▶ ASSIGNED TASK:
Set down the material again. Keep every line exactly as it is.
+ + +
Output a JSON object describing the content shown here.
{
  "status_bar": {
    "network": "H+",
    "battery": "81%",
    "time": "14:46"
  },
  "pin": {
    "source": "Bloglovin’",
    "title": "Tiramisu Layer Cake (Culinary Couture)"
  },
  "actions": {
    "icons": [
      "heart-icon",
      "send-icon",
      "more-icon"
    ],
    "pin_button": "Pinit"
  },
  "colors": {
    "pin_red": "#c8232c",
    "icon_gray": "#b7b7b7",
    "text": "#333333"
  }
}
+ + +
▶ EXPECTED ANSWER:
Output a JSON object describing the content shown here.
{
  "status_bar": {
    "network": "H+",
    "battery": "81%",
    "time": "14:46"
  },
  "pin": {
    "source": "Bloglovin’",
    "title": "Tiramisu Layer Cake (Culinary Couture)"
  },
  "actions": {
    "icons": [
      "heart-icon",
      "send-icon",
      "more-icon"
    ],
    "pin_button": "Pinit"
  },
  "colors": {
    "pin_red": "#c8232c",
    "icon_gray": "#b7b7b7",
    "text": "#333333"
  }
}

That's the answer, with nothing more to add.